[Component data from apps and pages]
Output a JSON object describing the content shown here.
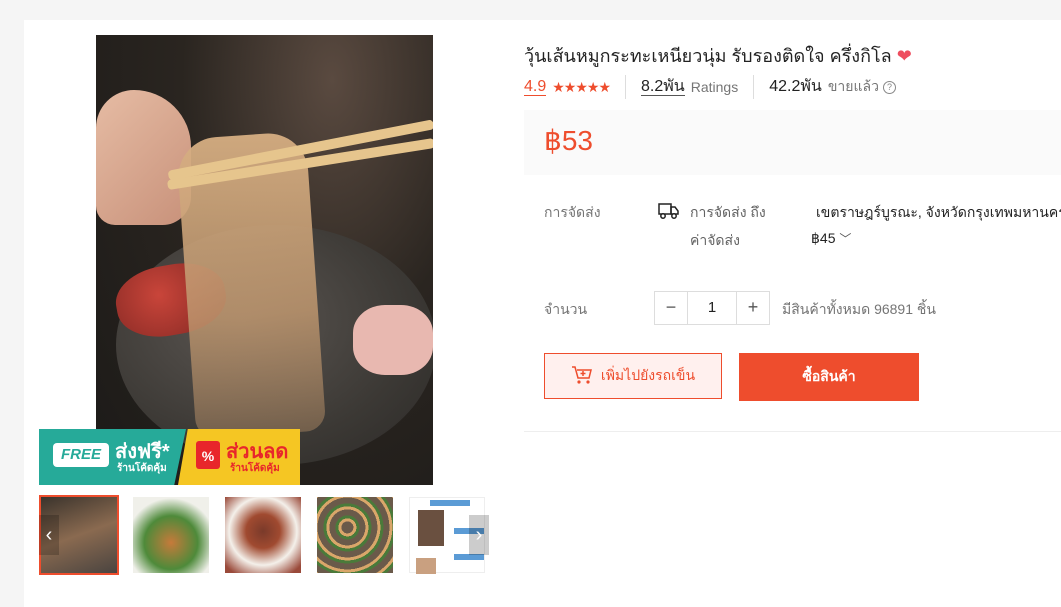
{
  "product": {
    "title": "วุ้นเส้นหมูกระทะเหนียวนุ่ม รับรองติดใจ ครึ่งกิโล",
    "rating": "4.9",
    "stars": "★★★★★",
    "ratings_count": "8.2พัน",
    "ratings_label": "Ratings",
    "sold_count": "42.2พัน",
    "sold_label": "ขายแล้ว",
    "price": "฿53"
  },
  "banner": {
    "free_badge": "FREE",
    "free_title": "ส่งฟรี*",
    "free_sub": "ร้านโค้ดคุ้ม",
    "discount_icon": "%",
    "discount_title": "ส่วนลด",
    "discount_sub": "ร้านโค้ดคุ้ม"
  },
  "shipping": {
    "label": "การจัดส่ง",
    "to_label": "การจัดส่ง ถึง",
    "destination": "เขตราษฎร์บูรณะ, จังหวัดกรุงเทพมหานคร",
    "fee_label": "ค่าจัดส่ง",
    "fee": "฿45"
  },
  "quantity": {
    "label": "จำนวน",
    "minus": "−",
    "value": "1",
    "plus": "+",
    "stock_text": "มีสินค้าทั้งหมด 96891 ชิ้น"
  },
  "actions": {
    "add_to_cart": "เพิ่มไปยังรถเข็น",
    "buy_now": "ซื้อสินค้า"
  },
  "icons": {
    "heart": "heart-icon",
    "help": "help-icon",
    "truck": "truck-icon",
    "cart": "cart-icon",
    "chevron": "chevron-down-icon"
  },
  "colors": {
    "accent": "#ee4d2d",
    "free_shipping": "#26aa99",
    "discount": "#f5c623"
  }
}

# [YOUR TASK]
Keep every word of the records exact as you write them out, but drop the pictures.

# [EXPECTED ANSWER]
Output a JSON object describing the content shown here.
{
  "product": {
    "title": "วุ้นเส้นหมูกระทะเหนียวนุ่ม รับรองติดใจ ครึ่งกิโล",
    "rating": "4.9",
    "stars": "★★★★★",
    "ratings_count": "8.2พัน",
    "ratings_label": "Ratings",
    "sold_count": "42.2พัน",
    "sold_label": "ขายแล้ว",
    "price": "฿53"
  },
  "banner": {
    "free_badge": "FREE",
    "free_title": "ส่งฟรี*",
    "free_sub": "ร้านโค้ดคุ้ม",
    "discount_icon": "%",
    "discount_title": "ส่วนลด",
    "discount_sub": "ร้านโค้ดคุ้ม"
  },
  "shipping": {
    "label": "การจัดส่ง",
    "to_label": "การจัดส่ง ถึง",
    "destination": "เขตราษฎร์บูรณะ, จังหวัดกรุงเทพมหานคร",
    "fee_label": "ค่าจัดส่ง",
    "fee": "฿45"
  },
  "quantity": {
    "label": "จำนวน",
    "minus": "−",
    "value": "1",
    "plus": "+",
    "stock_text": "มีสินค้าทั้งหมด 96891 ชิ้น"
  },
  "actions": {
    "add_to_cart": "เพิ่มไปยังรถเข็น",
    "buy_now": "ซื้อสินค้า"
  },
  "icons": {
    "heart": "heart-icon",
    "help": "help-icon",
    "truck": "truck-icon",
    "cart": "cart-icon",
    "chevron": "chevron-down-icon"
  },
  "colors": {
    "accent": "#ee4d2d",
    "free_shipping": "#26aa99",
    "discount": "#f5c623"
  }
}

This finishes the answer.